Chrysler CEO Sergio Marchionne plans to overhaul his company’s lineup over the coming years, with dramatic moves including killing the Jeep Compass and Patriot compact crossovers, and replacing the Chrysler Town & Country minivan with a crossover. Marchionne revealed many of the product plans at a media briefing at the company’s factory in Belvidere, Illinois.
Marchionne told Automotive News that the Jeep Compass and Patriot (pictured) would continue to be built in Belvidere (alongside the 2013 Dodge Dart) until August 2014. He said that there are “a number of candidates” to replace the Jeep twins, but didn’t elaborate further. We have previously heard that the Patriot and Compass will eventually be reincarnated on the CUSW (Compact U.S. Wide) platform that underpins the 2013 Dodge Dart.

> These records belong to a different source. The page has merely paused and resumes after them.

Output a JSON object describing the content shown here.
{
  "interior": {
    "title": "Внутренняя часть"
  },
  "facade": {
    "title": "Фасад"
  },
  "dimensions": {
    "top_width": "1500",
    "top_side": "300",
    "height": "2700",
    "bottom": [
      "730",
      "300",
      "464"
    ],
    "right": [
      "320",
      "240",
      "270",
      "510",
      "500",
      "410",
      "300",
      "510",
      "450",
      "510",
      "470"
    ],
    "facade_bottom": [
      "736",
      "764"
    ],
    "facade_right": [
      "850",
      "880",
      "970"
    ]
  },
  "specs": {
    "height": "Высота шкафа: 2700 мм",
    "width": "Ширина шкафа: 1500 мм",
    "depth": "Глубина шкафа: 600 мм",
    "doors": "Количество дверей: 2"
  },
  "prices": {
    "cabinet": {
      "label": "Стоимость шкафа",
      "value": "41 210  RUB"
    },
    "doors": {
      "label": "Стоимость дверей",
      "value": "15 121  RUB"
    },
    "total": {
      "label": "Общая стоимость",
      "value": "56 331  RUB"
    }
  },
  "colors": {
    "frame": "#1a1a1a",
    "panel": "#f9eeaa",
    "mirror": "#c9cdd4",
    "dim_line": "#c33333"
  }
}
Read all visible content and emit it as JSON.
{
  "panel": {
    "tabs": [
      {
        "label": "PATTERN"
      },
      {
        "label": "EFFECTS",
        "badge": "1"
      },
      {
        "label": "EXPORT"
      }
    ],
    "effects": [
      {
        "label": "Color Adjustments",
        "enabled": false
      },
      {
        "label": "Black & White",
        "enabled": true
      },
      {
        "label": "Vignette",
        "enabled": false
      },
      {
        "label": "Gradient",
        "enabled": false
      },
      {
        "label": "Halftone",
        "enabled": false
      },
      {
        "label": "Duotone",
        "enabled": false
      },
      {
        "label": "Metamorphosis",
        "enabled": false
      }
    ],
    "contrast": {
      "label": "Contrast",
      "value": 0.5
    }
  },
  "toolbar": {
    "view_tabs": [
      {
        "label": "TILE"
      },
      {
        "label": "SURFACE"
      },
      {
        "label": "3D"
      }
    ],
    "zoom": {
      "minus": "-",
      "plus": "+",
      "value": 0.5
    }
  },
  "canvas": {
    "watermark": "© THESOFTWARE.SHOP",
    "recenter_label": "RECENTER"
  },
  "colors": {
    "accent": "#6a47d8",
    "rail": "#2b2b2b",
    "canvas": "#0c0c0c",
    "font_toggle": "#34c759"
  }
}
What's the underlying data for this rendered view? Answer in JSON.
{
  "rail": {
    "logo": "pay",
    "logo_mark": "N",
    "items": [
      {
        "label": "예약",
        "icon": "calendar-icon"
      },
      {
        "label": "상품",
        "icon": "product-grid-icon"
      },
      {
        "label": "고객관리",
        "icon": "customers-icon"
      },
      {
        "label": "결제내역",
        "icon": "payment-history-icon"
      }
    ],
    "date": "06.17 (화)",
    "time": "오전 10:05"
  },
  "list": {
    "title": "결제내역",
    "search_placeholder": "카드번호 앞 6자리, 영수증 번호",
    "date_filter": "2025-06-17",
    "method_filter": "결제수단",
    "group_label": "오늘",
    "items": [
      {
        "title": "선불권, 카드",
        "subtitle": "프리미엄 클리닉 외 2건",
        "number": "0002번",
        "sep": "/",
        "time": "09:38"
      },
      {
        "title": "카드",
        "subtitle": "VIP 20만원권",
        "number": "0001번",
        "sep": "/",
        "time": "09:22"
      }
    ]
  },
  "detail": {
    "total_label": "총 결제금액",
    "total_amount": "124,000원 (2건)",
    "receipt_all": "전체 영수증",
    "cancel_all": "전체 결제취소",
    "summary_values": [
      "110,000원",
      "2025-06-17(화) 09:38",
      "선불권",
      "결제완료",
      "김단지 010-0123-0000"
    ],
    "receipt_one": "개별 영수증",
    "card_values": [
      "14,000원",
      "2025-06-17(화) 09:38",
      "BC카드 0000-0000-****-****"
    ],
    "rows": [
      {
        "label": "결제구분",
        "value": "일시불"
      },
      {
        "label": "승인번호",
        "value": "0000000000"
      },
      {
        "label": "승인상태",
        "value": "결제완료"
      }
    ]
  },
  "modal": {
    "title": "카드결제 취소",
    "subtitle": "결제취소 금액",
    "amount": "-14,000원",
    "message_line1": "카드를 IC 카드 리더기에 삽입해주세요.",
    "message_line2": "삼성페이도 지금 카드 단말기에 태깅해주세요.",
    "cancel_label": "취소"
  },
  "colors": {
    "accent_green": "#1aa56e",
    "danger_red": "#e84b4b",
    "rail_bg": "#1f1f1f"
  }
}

The Jeep Liberty also will probably be redesigned for 2014. Based on our spy photos and earlier reports, we can expect the 2014 Liberty to be based on the CUSW platform, which in turned was cribbed from Europe’s Alfa Romeo Giulietta.
As has long been rumored, Marchionne confirmed that the Chrysler Town & Country minivan will be reinvented as a crossover. The Dodge Grand Caravan will be the company’s only minivan offering going forward; the brand invented the minivan segment in the 1980s, and it made little sense for Chrysler and Dodge to offer two essentially identical vans. As we reported in our July 2012 issue, Chrysler’s T&C replacement will be an upscale crossover that might resemble the Mercedes-Benz R-Class.
Unsurprisingly, Marchionne admitted that the SRT performance brand is working on developing a Dodge Dart SRT4. It will take the place of the Dodge Caliber SRT4, which was dropped in 2009. The only remaining debate is “how big an engine we stick in it,” Marchionne told AN. SRT president and CEO Ralph Gilles told us in January that his brand would consider developing a high-performance version of every Chrysler product except for minivans.
Finally, Marchionne offered a candid take on the electric version of the Fiat 500, which will launch this fall. He said that the zero-emissions subcompact was being designed only so the company could meet requirements in states like California by selling an electric car. Chrysler expects to lose at least $10,000 for each Fiat 500 EV it sells, after all.
Source: Automotive News